Argentina’s next president must tame inflation




SaltWire Network

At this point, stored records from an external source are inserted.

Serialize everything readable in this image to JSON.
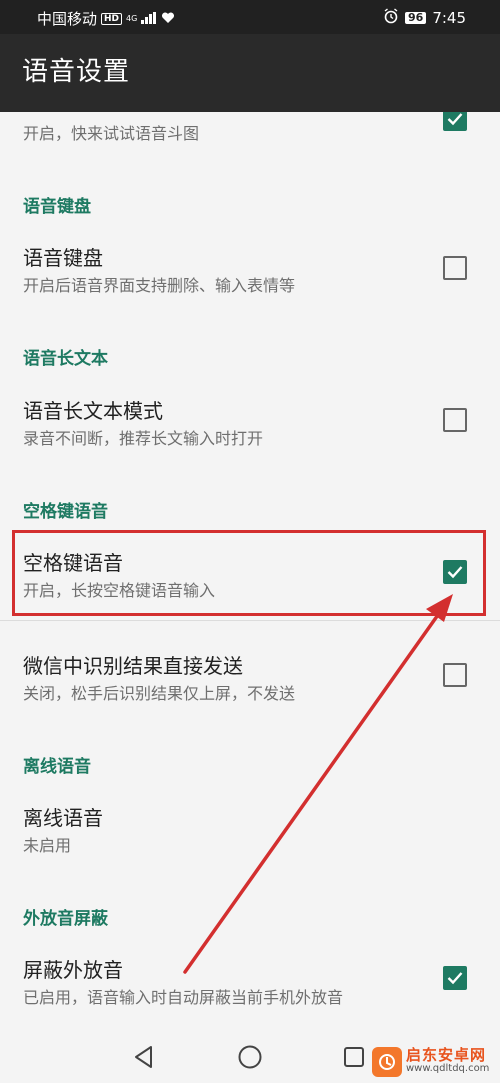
{
  "status_bar": {
    "carrier": "中国移动",
    "hd": "HD",
    "network": "4G",
    "battery": "96",
    "time": "7:45"
  },
  "app_bar": {
    "title": "语音设置"
  },
  "list": {
    "partial_item": {
      "summary": "开启，快来试试语音斗图",
      "checked": true
    },
    "sections": [
      {
        "header": "语音键盘",
        "items": [
          {
            "title": "语音键盘",
            "summary": "开启后语音界面支持删除、输入表情等",
            "checked": false
          }
        ]
      },
      {
        "header": "语音长文本",
        "items": [
          {
            "title": "语音长文本模式",
            "summary": "录音不间断，推荐长文输入时打开",
            "checked": false
          }
        ]
      },
      {
        "header": "空格键语音",
        "items": [
          {
            "title": "空格键语音",
            "summary": "开启，长按空格键语音输入",
            "checked": true
          },
          {
            "title": "微信中识别结果直接发送",
            "summary": "关闭，松手后识别结果仅上屏，不发送",
            "checked": false
          }
        ]
      },
      {
        "header": "离线语音",
        "items": [
          {
            "title": "离线语音",
            "summary": "未启用"
          }
        ]
      },
      {
        "header": "外放音屏蔽",
        "items": [
          {
            "title": "屏蔽外放音",
            "summary": "已启用，语音输入时自动屏蔽当前手机外放音",
            "checked": true
          }
        ]
      }
    ]
  },
  "watermark": {
    "name": "启东安卓网",
    "url": "www.qdltdq.com"
  },
  "colors": {
    "accent": "#1e7a62",
    "highlight": "#d32f2f",
    "app_bar": "#2a2a2a",
    "status_bar": "#212121"
  }
}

BUENOS AIRES — Argentina’s libertarian Presidentelect Javier Milei has won a closely fought election. Now comes the hard part: dealing with economic crises. Inflation is at 143 per cent, net reserves of foreign currency are deep in the red, savers are ditching the peso, and a recession is looming — if not already here. Four in 10 Argentines live in poverty and a sharp peso devaluation is likely. Milei, who is pledging economic shock therapy such as shutting the central bank and dollarization, won a secondround runoff vote on Sunday with some 56 per cent to rival Sergio Massa’s 44 per cent. Milei now faces the huge challenge of turning around the economy once he takes office on Dec. 10. Failure could lead to the already embattled country suffering a 10th sovereign debt default, poverty climbing and possible social unrest. “It is an economy that is in intensive care,” said Miguel Kiguel, a former undersecretary of finance at the Economy Ministry in the 1990s. INFLATION Argentina’s high inflation rate creates huge distortions in markets and for consumers, with prices changing weekly. A central bank poll of analysts forecast 185 per cent inflation by the end of the year. “One of the biggest challenges of the next administration will be to correct the distortion of relative prices that the economy has today,” said Lucio Garay Mendez, economist at consulting firm Ecogo. “In a context of high inflation and a stabilization plan, a correction is inevitable.” In a bid to tamp down inflation, Argentina’s central bank has hiked the benchmark interest rate to 133 per cent, which encourages saving in pesos, but hurts access to credit and economic growth. Argentina’s peso currency has been shackled by capital controls since a market crash in 2019, which has led to an unwieldy array of exchange rates, where dollars trade for well over twice the price of the official level near 350 per dollar.